By Pat Harty
IOWA CITY, Iowa – Connor McCaffery represents hope.
He isn’t the cure for what ails his father’s team, but he is a 6-foot-5, highly-intelligent, pass-first combo guard who can provide some much-needed relief for Jordan Bohannon at point guard for the Iowa men’s basketball team.
Fans saw glimpses of that on Sunday as Connor McCaffery made his long-awaited debut during Iowa’s 91-60 victory over Southern at Carver-Hawkeye Arena.
He played 17 minutes, scored five points, had four assists, three rebounds and one steal, the whole time looking and acting as a leader on the court.
Connor McCaffery sort of plays like his father used to play point guard, always with his head up and looking to make the perfect pass. Connor made feeding the post look easy in Sunday’s game. And while that might not seem like a big deal, Iowa’s guards have struggled with that.
“He played the way I know he can play, the way he knows he can play,” Fran McCaffery said of his son. “Physically, he’s still a long way away. He’s really gassed. He doesn’t have his legs underneath him.”
Connor McCaffery missed the first 10 regular-season games while battling the effects of mononucleosis. His team struggled without him, especially in the backcourt where the 6-0 Bohannon is faced with the grueling task of not only playing point guard, but also with trying to be a primary scoring option.
Connor McCaffery had originally planned to redshirt in order to focus on his freshman season with the Iowa baseball team. But those plans were reversed when former backup point guard Christian Williams announced in late October tht he would transfer from Iowa after the first semester.
Fran McCaffery was running out of options at point guard, so Connor would have to play once he was healthy.
That day finally came on Sunday and the offense had more flow and cohesion with Connor McCaffery on the court, partly because he is comfortable with the ball in his hands and is a willing facilitator.
"I'm working to get back and thought it was a good start," Connor McCaffery said.
Connor expected to play a few minutes here and there on Sunday, but he was surprised by how much he played in the second half, which was 12 minutes. He looked exhausted a few times, which is normal for somebody in his physical condition. But he also looked poised as a ball handler and as a leader, two things you want in a point guard.

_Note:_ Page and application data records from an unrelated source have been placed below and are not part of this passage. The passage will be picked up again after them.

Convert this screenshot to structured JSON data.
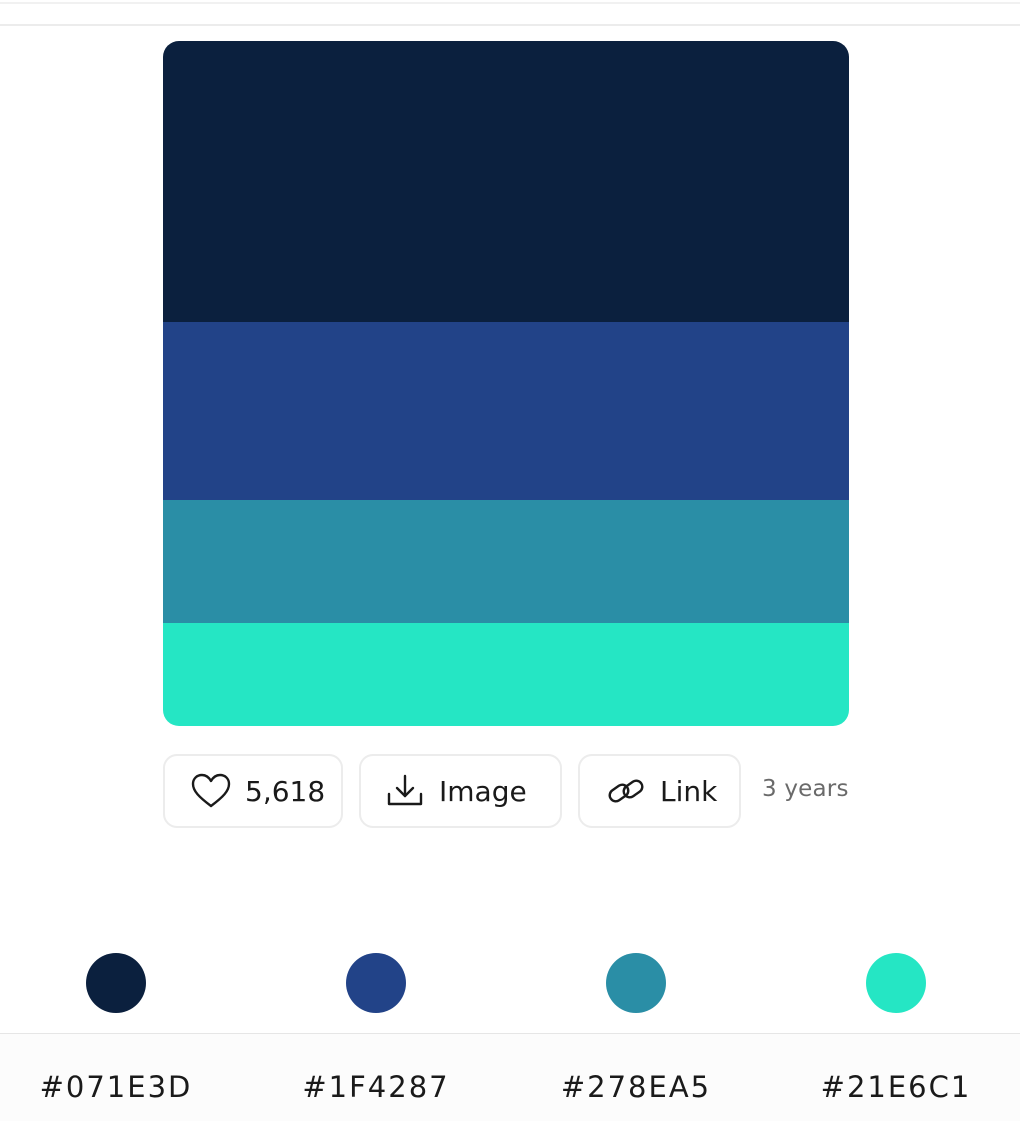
{
  "palette": {
    "colors": [
      {
        "hex": "#071E3D",
        "label": "#071E3D",
        "display": "#0B203E"
      },
      {
        "hex": "#1F4287",
        "label": "#1F4287",
        "display": "#224388"
      },
      {
        "hex": "#278EA5",
        "label": "#278EA5",
        "display": "#2A8EA6"
      },
      {
        "hex": "#21E6C1",
        "label": "#21E6C1",
        "display": "#25E6C4"
      }
    ],
    "stripe_fractions": [
      0.41,
      0.26,
      0.18,
      0.15
    ]
  },
  "actions": {
    "likes": "5,618",
    "image_label": "Image",
    "link_label": "Link",
    "time_ago": "3 years"
  },
  "icons": {
    "like": "heart-icon",
    "image": "download-icon",
    "link": "link-icon"
  }
}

Connor won’t blow by defenders on offense and will struggle on defense to stay in front of the Big Ten’s quickest point guards
But if that's the price you pay for adding a pass-first guard to the mix, then so be it because Iowa, and especially Bohannon, need all the help they can get.
Iowa is 5-6 overall and 0-2 in the Big Ten heading into Saturday’s game against Drake in the Big Four Classic at Wells Fargo Arena in Des Moines. A fifth nonconference loss would leave Iowa with hardly any margin for error in Big Ten play as it tries to get back to the NCAA Tournament after falling short last season for the first time in three years.
Connor McCaffery was a streaky 3-point shooter for Iowa City West High School, but he will make defenses pay if they don’t respect that part of his game.
But what he does best of all is pass to open teammates, and anticipate the next pass. He might have the best court vision of any player on the Iowa team right now.
Connor’s presence will allow for Bohannon and for Brady Ellingson to play off the ball and get open shots within the flow of the offense. And if they're open, Connor will feed them because that's what he does.
Connor also could team with 6-7 sophomore Maishe Dailey to give Iowa tremendous length in the backcourt.
Connor is almost like having a coach on the floor, but that's not just because his father is the head coach. Connor grew up around the game and has been fascinated with learning as much as he could about the sport that has consumed his father's life.
Connor McCaffery is certainly not the savior, and maybe not the long-term answer at point guard. He also could prove to be a better baseball player for Iowa in the long run.
But the Iowa basketball team is much better with him than without him.
That was obvious just from the 17 minutes Connor played on Sunday.